In this retrospective study, a total of 260 men with RA from Olmsted County, Minnesota, as well as an age-matched male cohort (n = 260), were analyzed using the Rochester Epidemiology Project (REP). Eligible patients were aged ≥ 18 years and were diagnosed with RA between January 1, 1980, and December 31, 2007. Patients needed to meet at least 4 of the 7 American College of Rheumatology (ACR) 1987 classification criteria for RA.

Data collected from the medical records included ED diagnosis information, risk factors for ED (such as alcohol concerns, thyroid disease, depression, anxiety, penile or spinal trauma, and pelvic radiation), treatments for ED, and medications that may impact ED (aspirin, antihypertensives, antidepressants, and antiandrogens). CV disease collected included MI, revascularization procedures, angina, and HF. Smoking status and BMI were obtained, as well as noncardiac vascular diseases, including venous thromboembolism, cerebrovascular events, and peripheral arterial events.

Prevalence of ED at incidence/index rate (HR 0.80, 95% CI 0.55–1.16), as well as baseline CV characteristics and predisposing factors were similar in both cohorts. Throughout the study, men aged < 50 years (P = 0.74; Table 2) and men aged ≥ 50 years (P = 0.17) had no significant difference in ED diagnosis rates. For those with an ED diagnosis, both the comparator group and patients with RA were treated in a similar manner.

Surprisingly, patients with RA and ED had a significantly decreased rate of myocardial infarction (HR 0.26, 95% CI 0.07–0.90), heart failure (HR 0.49, 95% CI 0.25–0.94), and death (HR 0.56; 95% CI 0.36–0.87). Investigators associated those taking phosphodiesterase-5 (PDE5) inhibitors with a decreased risk of death and certain CV diagnoses.

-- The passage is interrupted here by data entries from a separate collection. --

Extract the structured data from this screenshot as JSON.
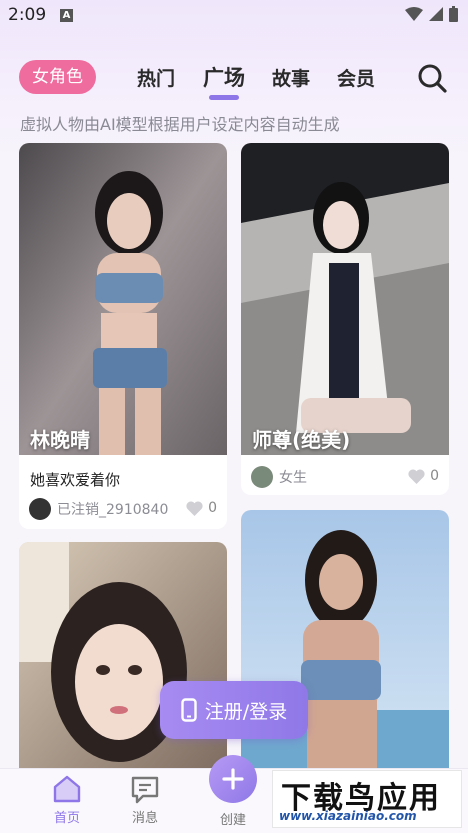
{
  "status_bar": {
    "time": "2:09",
    "notification_glyph": "A",
    "icons": [
      "wifi-icon",
      "signal-icon",
      "battery-icon"
    ]
  },
  "top_nav": {
    "role_pill": "女角色",
    "tabs": [
      {
        "label": "热门",
        "active": false
      },
      {
        "label": "广场",
        "active": true
      },
      {
        "label": "故事",
        "active": false
      },
      {
        "label": "会员",
        "active": false
      }
    ],
    "search_icon": "search-icon"
  },
  "subtitle": "虚拟人物由AI模型根据用户设定内容自动生成",
  "cards": [
    {
      "name": "林晚晴",
      "description": "她喜欢爱着你",
      "author": "已注销_2910840",
      "likes": "0"
    },
    {
      "name": "师尊(绝美)",
      "description": "",
      "author": "女生",
      "likes": "0"
    },
    {
      "name": "",
      "description": "",
      "author": "",
      "likes": ""
    },
    {
      "name": "",
      "description": "",
      "author": "",
      "likes": ""
    }
  ],
  "login_button": {
    "label": "注册/登录",
    "icon": "phone-icon"
  },
  "bottom_nav": {
    "items": [
      {
        "label": "首页",
        "icon": "home-icon",
        "active": true
      },
      {
        "label": "消息",
        "icon": "message-icon",
        "active": false
      },
      {
        "label": "创建",
        "icon": "plus-icon",
        "active": false
      }
    ]
  },
  "watermark": {
    "main": "下载鸟应用",
    "url": "www.xiazainiao.com"
  },
  "colors": {
    "accent": "#8e76e8",
    "pill": "#ef6c9e"
  }
}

Men with RA and ED were shown to have an increase in peripheral arterial disease (HR 2.22, 95% CI 0.98–5.03), however, it did not reach a level of statistical significance.

The study was hindered by a demographic composition that was disproportionately White as well as the limited sample size, thus limiting generalizability. As it was a retrospective study, the availability of medical record information may have created an unintentional bias. As investigators believed frequent underdiagnosis of ED was an issue, they would like future studies to ascertain an accurate ED risk.

However, strengths include the thorough medical data provided by REP, which allows for a population-based assessment and long-term longitudinal follow-up over decades. Access to medical records confirmed International Classification of Diseases (ICD) code-based physician diagnosis. Lastly, the ability to age-match males from the general population secured a geographically based comparator cohort.

“The incidence of ED in patients with RA is similar to that of age-matched comparators. Although ED did not affect the overall rate of CV events in RA, it was associated with an increased risk of peripheral arterial disease and a decreased risk of MI and HF,” concluded investigators. “While these trends require further study, they may be explained by common pathologic mechanisms, healthcare-related confounding variables, or the use of vasoactive pharmacologic therapy for ED.”

Reference:

Wilton KM, Achenbach SJ, Davis JM 3rd, Myasoedova E, Matteson EL, Crowson CS. Erectile Dysfunction and Cardiovascular Risk in Men with Rheumatoid Arthritis: A Population- Based Cohort Study [published online ahead of print, 2021 Jan 15]. J Rheumatol. 2021;jrheum.201226. doi:10.3899/jrheum.201226